Energy subsidies are nothing new. The world’s total, direct energy sector subsidies – including those to fossil fuels, renewables and nuclear power – are estimated to have been at least US$634 billion in 2017, according to the International Energy Agency (IEA).
While renewables are often criticised for being heavily subsidised, in fact fossil fuels and nuclear power receive more financial support worldwide. These were dominated by subsidies to fossil fuels, which account for around 70 percent (US$447 billion) of the total.
Subsidies to renewable power generation technologies account for around 20 percent of total energy sector subsidies (US$128 billion), biofuels for about 6 percent (US$38 billion) and nuclear for at least 3 percent (US$21 billion).
Proponents of such energy subsidies argue for its security of supply, economic, and social benefits. Its detractors say that energy subsidies deter sustainable development, while impeding an efficient energy market.
Fossil fuel subsidies in particular are contentious, in that negative externalities are not adequately priced into consideration. For instance, policies that cap the price of gasoline for transportation are sometimes used to ensure the mobility of the poorest members of society. But when the subsidy is predominantly captured by car-owning middle-income households, the stated goal of the subsidy falls short.

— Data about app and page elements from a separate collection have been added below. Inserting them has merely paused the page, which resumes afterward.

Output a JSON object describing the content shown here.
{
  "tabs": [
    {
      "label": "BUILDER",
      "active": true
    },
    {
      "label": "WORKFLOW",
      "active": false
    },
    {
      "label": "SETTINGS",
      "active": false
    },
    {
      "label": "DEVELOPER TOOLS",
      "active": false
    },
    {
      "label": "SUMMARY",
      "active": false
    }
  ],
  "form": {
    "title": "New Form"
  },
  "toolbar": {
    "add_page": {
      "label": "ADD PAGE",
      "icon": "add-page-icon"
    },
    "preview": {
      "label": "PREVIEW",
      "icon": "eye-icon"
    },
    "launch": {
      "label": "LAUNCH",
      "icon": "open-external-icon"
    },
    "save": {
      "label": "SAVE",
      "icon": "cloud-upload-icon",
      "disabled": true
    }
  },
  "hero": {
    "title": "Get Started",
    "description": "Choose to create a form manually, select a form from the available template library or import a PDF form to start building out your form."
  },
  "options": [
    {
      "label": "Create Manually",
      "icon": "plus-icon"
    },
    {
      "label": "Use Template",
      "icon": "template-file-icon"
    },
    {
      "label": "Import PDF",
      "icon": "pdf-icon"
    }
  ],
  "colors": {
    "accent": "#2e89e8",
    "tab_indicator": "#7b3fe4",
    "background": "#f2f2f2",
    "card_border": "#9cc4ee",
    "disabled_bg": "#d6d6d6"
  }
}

This also has a negative interaction with health, environmental and macroeconomic policy goals. The International Renewable Energy Agency (IRENA) has estimated that health costs arising from outdoor pollution generated by fossil fuel use was around US$2.26 trillion, with climate change costs of around US$370 billion (assuming US$11 per tonne of CO2).
Hence, even without direct market subsidies, the externalities associated with fossil fuels represents an ‘implicit’ subsidy, which policymakers are reluctant to address.
Pricing Out Externalities
By increasing deployment of renewables through subsidies, it plays a role in reducing reliance on fossil fuels in the energy mix. It is an indirect way of pricing out the negative externalities associated with fossil fuels. Researchers from Berkeley National Laboratory found that using wind and solar energy in place of fossil fuels helped avoid between 3,000 and 12,700 premature deaths in the US between 2007 and 2015, saving US$35–220 billion. The researchers concluded that the monetary value from improved air quality and climate benefits were about equal to or more than the cost of government subsidies to wind and solar.
These estimates have huge margins of error, but at least it is a way of quantifying the impact of reliance on fossil fuels. Yet the continued imbalance remains staggering. In 2017, the costs of unpriced externalities and the direct subsidies for fossil fuels exceeded subsidies for renewable energy by a factor of 19.
The good news is that renewable sources of energy are becoming cost-competitive with fossil fuels and will no longer need subsidies. New-build renewable power generation technologies, increasingly without subsidies, will even displace existing coal, or nuclear power plants. This is because their total lifetime costs are lower than these older plants’ variable operating costs.
Subsidise or Compete?
As for green subsidies, IRENA argues for a rebalancing of energy sector subsidies away from fossil fuels towards environmentally friendly subsidies by 2050. On the other hand, research by the European Union has suggested that countries should focus on carbon pricing rather than subsidies for low-carbon electricity to achieve further reductions in power sector emissions, and as a more cost-effective measure. Both parties agree that fossil fuel subsidies are harmful and should be phased out as soon as possible.
For now, there is no definitive answer. But as technology improves and maintenance costs decrease, green energy plants will increasingly be in demand across the world, especially when old fossil fuel plants reach their end-of-life. Do we still need subsidies by then? IRENA’s research predicts that by 2050, total energy sector subsidies will fall from 0.8 percent of global GDP in 2017, to 0.2 percent.